Problem to work on | Quote the records in full and leave their pictures out.

Items from a data source |
..........
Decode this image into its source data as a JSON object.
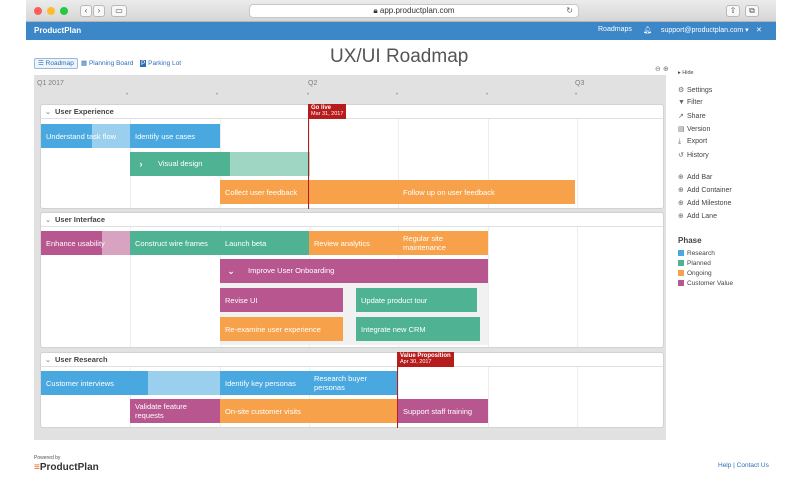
{
  "browser": {
    "url": "app.productplan.com"
  },
  "appbar": {
    "logo": "ProductPlan",
    "roadmaps": "Roadmaps",
    "account": "support@productplan.com ▾",
    "close": "✕"
  },
  "views": [
    {
      "label": "Roadmap",
      "icon": "roadmap-icon"
    },
    {
      "label": "Planning Board",
      "icon": "board-icon"
    },
    {
      "label": "Parking Lot",
      "icon": "parking-icon"
    }
  ],
  "title": "UX/UI Roadmap",
  "timeline": {
    "quarters": [
      "Q1 2017",
      "Q2",
      "Q3"
    ]
  },
  "lanes": [
    {
      "name": "User Experience",
      "bars": [
        {
          "label": "Understand task flow",
          "phase": "Research"
        },
        {
          "label": "Identify use cases",
          "phase": "Research"
        },
        {
          "label": "Visual design",
          "phase": "Planned",
          "container": true
        },
        {
          "label": "Collect user feedback",
          "phase": "Ongoing"
        },
        {
          "label": "Follow up on user feedback",
          "phase": "Ongoing"
        }
      ]
    },
    {
      "name": "User Interface",
      "bars": [
        {
          "label": "Enhance usability",
          "phase": "Customer Value"
        },
        {
          "label": "Construct wire frames",
          "phase": "Planned"
        },
        {
          "label": "Launch beta",
          "phase": "Planned"
        },
        {
          "label": "Review analytics",
          "phase": "Ongoing"
        },
        {
          "label": "Regular site maintenance",
          "phase": "Ongoing"
        },
        {
          "label": "Improve User Onboarding",
          "phase": "Customer Value",
          "container": true
        },
        {
          "label": "Revise UI",
          "phase": "Customer Value"
        },
        {
          "label": "Update product tour",
          "phase": "Planned"
        },
        {
          "label": "Re-examine user experience",
          "phase": "Ongoing"
        },
        {
          "label": "Integrate new CRM",
          "phase": "Planned"
        }
      ]
    },
    {
      "name": "User Research",
      "bars": [
        {
          "label": "Customer interviews",
          "phase": "Research"
        },
        {
          "label": "Identify key personas",
          "phase": "Research"
        },
        {
          "label": "Research buyer personas",
          "phase": "Research"
        },
        {
          "label": "Validate feature requests",
          "phase": "Customer Value"
        },
        {
          "label": "On-site customer visits",
          "phase": "Ongoing"
        },
        {
          "label": "Support staff training",
          "phase": "Customer Value"
        }
      ]
    }
  ],
  "milestones": [
    {
      "label": "Go live",
      "date": "Mar 31, 2017"
    },
    {
      "label": "Value Proposition",
      "date": "Apr 30, 2017"
    }
  ],
  "sidebar": {
    "hide": "Hide",
    "actions": [
      {
        "label": "Settings",
        "icon": "gear-icon"
      },
      {
        "label": "Filter",
        "icon": "filter-icon"
      },
      {
        "label": "Share",
        "icon": "share-icon"
      },
      {
        "label": "Version",
        "icon": "version-icon"
      },
      {
        "label": "Export",
        "icon": "export-icon"
      },
      {
        "label": "History",
        "icon": "history-icon"
      }
    ],
    "add_actions": [
      {
        "label": "Add Bar"
      },
      {
        "label": "Add Container"
      },
      {
        "label": "Add Milestone"
      },
      {
        "label": "Add Lane"
      }
    ],
    "legend_title": "Phase",
    "legend": [
      {
        "label": "Research",
        "color": "#4aa8e0"
      },
      {
        "label": "Planned",
        "color": "#4fb393"
      },
      {
        "label": "Ongoing",
        "color": "#f7a24a"
      },
      {
        "label": "Customer Value",
        "color": "#b8568f"
      }
    ]
  },
  "footer": {
    "powered": "Powered by",
    "logo": "ProductPlan",
    "links": "Help | Contact Us"
  }
}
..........
Task result |
Decode this image into its source data as a JSON object.
{
  "browser": {
    "url": "app.productplan.com"
  },
  "appbar": {
    "logo": "ProductPlan",
    "roadmaps": "Roadmaps",
    "account": "support@productplan.com ▾",
    "close": "✕"
  },
  "views": [
    {
      "label": "Roadmap",
      "icon": "roadmap-icon"
    },
    {
      "label": "Planning Board",
      "icon": "board-icon"
    },
    {
      "label": "Parking Lot",
      "icon": "parking-icon"
    }
  ],
  "title": "UX/UI Roadmap",
  "timeline": {
    "quarters": [
      "Q1 2017",
      "Q2",
      "Q3"
    ]
  },
  "lanes": [
    {
      "name": "User Experience",
      "bars": [
        {
          "label": "Understand task flow",
          "phase": "Research"
        },
        {
          "label": "Identify use cases",
          "phase": "Research"
        },
        {
          "label": "Visual design",
          "phase": "Planned",
          "container": true
        },
        {
          "label": "Collect user feedback",
          "phase": "Ongoing"
        },
        {
          "label": "Follow up on user feedback",
          "phase": "Ongoing"
        }
      ]
    },
    {
      "name": "User Interface",
      "bars": [
        {
          "label": "Enhance usability",
          "phase": "Customer Value"
        },
        {
          "label": "Construct wire frames",
          "phase": "Planned"
        },
        {
          "label": "Launch beta",
          "phase": "Planned"
        },
        {
          "label": "Review analytics",
          "phase": "Ongoing"
        },
        {
          "label": "Regular site maintenance",
          "phase": "Ongoing"
        },
        {
          "label": "Improve User Onboarding",
          "phase": "Customer Value",
          "container": true
        },
        {
          "label": "Revise UI",
          "phase": "Customer Value"
        },
        {
          "label": "Update product tour",
          "phase": "Planned"
        },
        {
          "label": "Re-examine user experience",
          "phase": "Ongoing"
        },
        {
          "label": "Integrate new CRM",
          "phase": "Planned"
        }
      ]
    },
    {
      "name": "User Research",
      "bars": [
        {
          "label": "Customer interviews",
          "phase": "Research"
        },
        {
          "label": "Identify key personas",
          "phase": "Research"
        },
        {
          "label": "Research buyer personas",
          "phase": "Research"
        },
        {
          "label": "Validate feature requests",
          "phase": "Customer Value"
        },
        {
          "label": "On-site customer visits",
          "phase": "Ongoing"
        },
        {
          "label": "Support staff training",
          "phase": "Customer Value"
        }
      ]
    }
  ],
  "milestones": [
    {
      "label": "Go live",
      "date": "Mar 31, 2017"
    },
    {
      "label": "Value Proposition",
      "date": "Apr 30, 2017"
    }
  ],
  "sidebar": {
    "hide": "Hide",
    "actions": [
      {
        "label": "Settings",
        "icon": "gear-icon"
      },
      {
        "label": "Filter",
        "icon": "filter-icon"
      },
      {
        "label": "Share",
        "icon": "share-icon"
      },
      {
        "label": "Version",
        "icon": "version-icon"
      },
      {
        "label": "Export",
        "icon": "export-icon"
      },
      {
        "label": "History",
        "icon": "history-icon"
      }
    ],
    "add_actions": [
      {
        "label": "Add Bar"
      },
      {
        "label": "Add Container"
      },
      {
        "label": "Add Milestone"
      },
      {
        "label": "Add Lane"
      }
    ],
    "legend_title": "Phase",
    "legend": [
      {
        "label": "Research",
        "color": "#4aa8e0"
      },
      {
        "label": "Planned",
        "color": "#4fb393"
      },
      {
        "label": "Ongoing",
        "color": "#f7a24a"
      },
      {
        "label": "Customer Value",
        "color": "#b8568f"
      }
    ]
  },
  "footer": {
    "powered": "Powered by",
    "logo": "ProductPlan",
    "links": "Help | Contact Us"
  }
}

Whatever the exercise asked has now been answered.